Small farms an economical option in South Africa

11th August 2017 By: Robyn Wilkinson - Features Reporter

Small farms an economical option in South Africa

MAXIMUM BENEFIT Hinomoto’s small-scale tractors ensure that farmland is used in the most efficient way possible, maximising yield sizes

While many medium-sized farms have been unable to weather the challenges facing the South African agriculture industry and have consequently been absorbed by larger commercial farms, smaller farmers are proving that it is possible to generate a sustainable income from a modest operation through the use of effective farming methods, says tractor supplier Hinomoto marketing director Paul van Staden.

In light of this, Hinomoto is seeing increased demand for its line of tractor implements – including ground drills, backhoes, front-end loaders, rippers, rotivators, bedformers, planters, sprayers and trailers – which have been designed specifically for intensive farming on smaller fields and in hothouses.

Van Staden notes that agricultural input costs in South Africa are on the rise, with market prices failing to keep up. He adds that, as a lot of the input products are imported, the rand volatility is making it difficult for farmers to implement long-term budget planning. Labour costs are also increasing year-on-year. Sustaining profits has, thus, become difficult, putting infrastructure expansion plans on hold and reducing the ability of medium-sized farms to increase their operations and, consequently, their turnovers.

However, Van Staden points out that, globally, small-scale farms are proving far more resilient, with a study done by the University of Minnesota last year indicating that more than half of the world’s food is being produced by small farms.

He highlights that a lot of traditional maize and sunflower farmers are, for example, planting smaller fields with “cash crops” such as vegetables, which can be quickly and easily harvested and sold. This helps with cash flow until the main crops can be harvested.

“In Africa, the focus has traditionally been on maize and soya, but this is changing to include vegetables as well. “We see a lot of female farmers in rural communities, especially, getting involved and making a success of their farming.”

Hothouses and shade net farming are becoming increasingly popular among these small-scale farmers, as the climate can be controlled to a certain extent by either opening or closing air vents to raise or lower the internal temperature of the hothouse or tunnel. Larger units can also be regulated by boilers and water and fertiliser can be delivered to plants with an irrigation system that can calculate the exact amount of water and fertiliser needed for each type of plant.

Van Staden explains that the manufacture of Hinomoto’s implements began in 2006, born out of frustration that all the tractor-driven agricultural implements available on the market were either too big or too heavy for the company’s compact tractors. “Having a tractor, but only a few implements, was keeping our customers from using the machine to its full potential. From a sales perspective, it made sense to give the tractors more applications so that they would appeal to a wider market.”

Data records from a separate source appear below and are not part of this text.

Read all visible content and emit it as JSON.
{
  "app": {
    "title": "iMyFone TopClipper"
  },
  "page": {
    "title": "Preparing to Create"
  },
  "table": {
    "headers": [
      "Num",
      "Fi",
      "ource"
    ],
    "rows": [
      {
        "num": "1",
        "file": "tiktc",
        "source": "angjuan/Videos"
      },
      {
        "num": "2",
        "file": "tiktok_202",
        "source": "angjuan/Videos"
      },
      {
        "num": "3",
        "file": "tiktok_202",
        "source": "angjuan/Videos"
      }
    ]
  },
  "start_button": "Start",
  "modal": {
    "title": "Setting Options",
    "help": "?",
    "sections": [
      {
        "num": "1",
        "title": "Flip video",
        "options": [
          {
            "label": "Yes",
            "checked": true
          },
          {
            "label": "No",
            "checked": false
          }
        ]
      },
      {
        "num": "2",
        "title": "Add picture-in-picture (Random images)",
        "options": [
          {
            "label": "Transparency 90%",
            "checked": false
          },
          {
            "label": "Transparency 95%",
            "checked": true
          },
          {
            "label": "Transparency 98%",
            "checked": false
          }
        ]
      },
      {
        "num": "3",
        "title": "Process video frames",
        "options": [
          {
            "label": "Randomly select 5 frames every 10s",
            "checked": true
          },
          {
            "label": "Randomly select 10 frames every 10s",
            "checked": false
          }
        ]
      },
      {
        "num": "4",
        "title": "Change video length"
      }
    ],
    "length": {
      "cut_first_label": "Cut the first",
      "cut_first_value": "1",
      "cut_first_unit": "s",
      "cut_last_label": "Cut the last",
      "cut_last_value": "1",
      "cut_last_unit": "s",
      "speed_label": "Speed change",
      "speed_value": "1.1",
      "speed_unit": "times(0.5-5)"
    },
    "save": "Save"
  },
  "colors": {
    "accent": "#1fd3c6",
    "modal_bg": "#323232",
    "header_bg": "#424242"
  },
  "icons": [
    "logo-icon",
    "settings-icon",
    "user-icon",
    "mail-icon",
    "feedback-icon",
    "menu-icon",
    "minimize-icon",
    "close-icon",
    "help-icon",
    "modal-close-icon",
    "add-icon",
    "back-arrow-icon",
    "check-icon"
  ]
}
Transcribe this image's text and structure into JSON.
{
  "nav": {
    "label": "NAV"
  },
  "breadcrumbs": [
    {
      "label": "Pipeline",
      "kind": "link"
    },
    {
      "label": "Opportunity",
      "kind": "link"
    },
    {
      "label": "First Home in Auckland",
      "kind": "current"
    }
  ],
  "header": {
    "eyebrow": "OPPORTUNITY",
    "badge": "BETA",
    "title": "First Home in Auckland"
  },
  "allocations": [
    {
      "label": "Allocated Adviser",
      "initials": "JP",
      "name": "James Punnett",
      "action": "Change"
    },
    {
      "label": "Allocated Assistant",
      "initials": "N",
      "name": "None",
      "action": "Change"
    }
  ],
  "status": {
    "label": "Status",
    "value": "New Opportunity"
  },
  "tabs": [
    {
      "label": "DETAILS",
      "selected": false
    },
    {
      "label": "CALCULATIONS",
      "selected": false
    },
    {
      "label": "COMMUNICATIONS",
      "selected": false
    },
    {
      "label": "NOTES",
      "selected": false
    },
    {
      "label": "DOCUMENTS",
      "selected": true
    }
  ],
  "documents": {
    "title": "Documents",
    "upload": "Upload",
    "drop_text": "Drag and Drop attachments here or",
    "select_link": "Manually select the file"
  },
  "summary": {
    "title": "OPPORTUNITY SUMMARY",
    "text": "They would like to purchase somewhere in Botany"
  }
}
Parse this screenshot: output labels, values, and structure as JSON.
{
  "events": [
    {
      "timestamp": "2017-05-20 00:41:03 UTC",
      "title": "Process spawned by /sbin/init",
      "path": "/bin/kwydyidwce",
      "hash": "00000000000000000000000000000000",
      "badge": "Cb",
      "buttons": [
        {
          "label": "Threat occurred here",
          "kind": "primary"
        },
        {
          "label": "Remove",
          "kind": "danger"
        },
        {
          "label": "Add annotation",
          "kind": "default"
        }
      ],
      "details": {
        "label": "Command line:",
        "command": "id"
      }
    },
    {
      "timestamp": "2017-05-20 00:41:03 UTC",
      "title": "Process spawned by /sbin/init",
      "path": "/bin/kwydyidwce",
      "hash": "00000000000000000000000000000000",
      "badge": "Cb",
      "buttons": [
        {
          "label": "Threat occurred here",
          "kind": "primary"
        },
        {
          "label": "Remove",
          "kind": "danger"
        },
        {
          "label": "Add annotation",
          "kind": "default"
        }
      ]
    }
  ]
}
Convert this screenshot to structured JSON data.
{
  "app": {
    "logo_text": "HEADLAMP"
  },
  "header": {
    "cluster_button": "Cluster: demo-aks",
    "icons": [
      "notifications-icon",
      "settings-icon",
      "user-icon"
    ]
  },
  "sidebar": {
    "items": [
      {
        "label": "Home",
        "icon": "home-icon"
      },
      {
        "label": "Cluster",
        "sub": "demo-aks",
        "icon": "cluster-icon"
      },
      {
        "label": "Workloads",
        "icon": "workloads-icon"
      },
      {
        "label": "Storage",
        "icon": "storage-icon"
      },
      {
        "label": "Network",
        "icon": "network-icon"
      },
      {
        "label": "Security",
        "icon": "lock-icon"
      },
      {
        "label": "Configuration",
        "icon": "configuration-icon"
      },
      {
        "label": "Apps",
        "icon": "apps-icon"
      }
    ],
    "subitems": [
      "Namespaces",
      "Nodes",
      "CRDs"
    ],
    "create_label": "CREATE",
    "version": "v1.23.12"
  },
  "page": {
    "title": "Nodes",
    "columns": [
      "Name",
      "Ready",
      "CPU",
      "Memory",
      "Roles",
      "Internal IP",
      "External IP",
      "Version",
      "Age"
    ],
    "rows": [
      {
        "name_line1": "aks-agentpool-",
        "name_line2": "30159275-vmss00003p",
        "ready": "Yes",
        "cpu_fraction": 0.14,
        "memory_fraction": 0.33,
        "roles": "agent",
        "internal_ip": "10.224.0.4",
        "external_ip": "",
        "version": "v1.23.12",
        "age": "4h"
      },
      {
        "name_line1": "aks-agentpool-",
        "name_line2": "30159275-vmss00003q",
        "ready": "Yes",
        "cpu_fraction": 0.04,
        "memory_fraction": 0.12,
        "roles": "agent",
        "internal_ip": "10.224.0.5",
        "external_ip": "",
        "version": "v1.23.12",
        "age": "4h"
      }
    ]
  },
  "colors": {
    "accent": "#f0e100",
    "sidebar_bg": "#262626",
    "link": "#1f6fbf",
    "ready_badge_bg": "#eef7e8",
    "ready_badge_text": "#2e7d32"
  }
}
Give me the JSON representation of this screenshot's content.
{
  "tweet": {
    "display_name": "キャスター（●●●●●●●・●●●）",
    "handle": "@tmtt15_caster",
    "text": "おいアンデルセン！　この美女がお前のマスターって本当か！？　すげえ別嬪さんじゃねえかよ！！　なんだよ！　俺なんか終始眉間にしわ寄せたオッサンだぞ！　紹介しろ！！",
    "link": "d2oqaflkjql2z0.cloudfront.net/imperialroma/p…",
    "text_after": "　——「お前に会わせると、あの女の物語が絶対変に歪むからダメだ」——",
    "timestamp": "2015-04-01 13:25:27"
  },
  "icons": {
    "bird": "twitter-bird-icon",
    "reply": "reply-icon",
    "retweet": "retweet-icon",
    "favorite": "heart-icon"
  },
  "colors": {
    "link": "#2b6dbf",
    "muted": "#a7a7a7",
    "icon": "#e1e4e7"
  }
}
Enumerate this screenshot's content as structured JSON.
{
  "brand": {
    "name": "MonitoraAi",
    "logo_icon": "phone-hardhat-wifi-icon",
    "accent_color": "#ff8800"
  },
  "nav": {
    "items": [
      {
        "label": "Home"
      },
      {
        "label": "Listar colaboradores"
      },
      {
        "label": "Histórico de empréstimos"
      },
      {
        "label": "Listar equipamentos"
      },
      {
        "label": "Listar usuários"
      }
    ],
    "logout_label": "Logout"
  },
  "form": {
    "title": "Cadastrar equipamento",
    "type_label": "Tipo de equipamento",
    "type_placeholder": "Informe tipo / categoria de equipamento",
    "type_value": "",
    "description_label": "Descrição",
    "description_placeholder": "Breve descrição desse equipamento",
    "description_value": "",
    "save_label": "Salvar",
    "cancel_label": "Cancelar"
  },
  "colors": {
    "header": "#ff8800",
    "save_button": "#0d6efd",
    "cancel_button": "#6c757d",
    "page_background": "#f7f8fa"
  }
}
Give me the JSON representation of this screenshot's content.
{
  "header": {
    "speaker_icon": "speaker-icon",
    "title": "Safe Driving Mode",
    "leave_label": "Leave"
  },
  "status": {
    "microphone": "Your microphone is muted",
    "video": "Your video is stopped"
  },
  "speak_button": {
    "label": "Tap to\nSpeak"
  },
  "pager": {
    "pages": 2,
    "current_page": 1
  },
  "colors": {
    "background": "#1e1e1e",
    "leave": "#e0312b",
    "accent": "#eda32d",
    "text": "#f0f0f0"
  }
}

Hinomoto supplies 22 different implements that work with the company’s tractor models to facilitate the hothouse farming process from beginning to end. The company also assists with the preparation of soil for planting and the construction of hothouses and similar structures, as well as plant maintenance and harvesting. The company’s equipment has found application in the vegetable and flower farming sectors by both commercial farmers on open field vegetable farms and community and development farmers on mixed farming land.

“Demand for our products is growing at a good rate as there are a lot of new and existing farmers using our units to get their cash crops started. These units allow starter farmers to get going without breaking the bank, but with effective equipment that can make their operations commercially viable in time.”
He highlights that investment in hothouses and shade net farming structures is gaining traction among small-scale farmers as this type of farming ensures higher yields from the same area as other methods and, in most cases, an extra planting cycle can be facilitated in a year.

“Our products are designed to use as much of the covered area as possible and the implements are easy to connect and disconnect. “The tractor operation can also be done by fairly inexperienced operators, making it ideal for training upcoming farmers.”

This is crucial, as skills development is an integral part of Hinomoto’s business, with much of the company’s equipment supplied to community development programmes and all clients provided with basic training when the products are delivered. In addition, Hinomoto has been registered with the Manufacturing, Engineering and Related Services Sector Education Training Authority of South Africa as a tractor mechanic training facility since 2004.

New Crops for S Africa
Hinomoto is currently involved in the Moringa4all project in Limpopo, which aims to train upcoming farmers in the region to grow Moringa crops. Traditionally grown in Asia, Hinomoto project consultant Gerhard Abrie notes that research has indicated that there is significant global demand for organic Moringa, which is used as a vegetable supplement for both humans and animals.

Hinomoto has supplied small-scale tractors to the farmers, ensuring that space is used in the most efficient way possible and that yield sizes are optimised. “The project is providing widespread economic stimulation for the rural community in the area and having access to the right equipment has been paramount in its success,” concludes Abrie.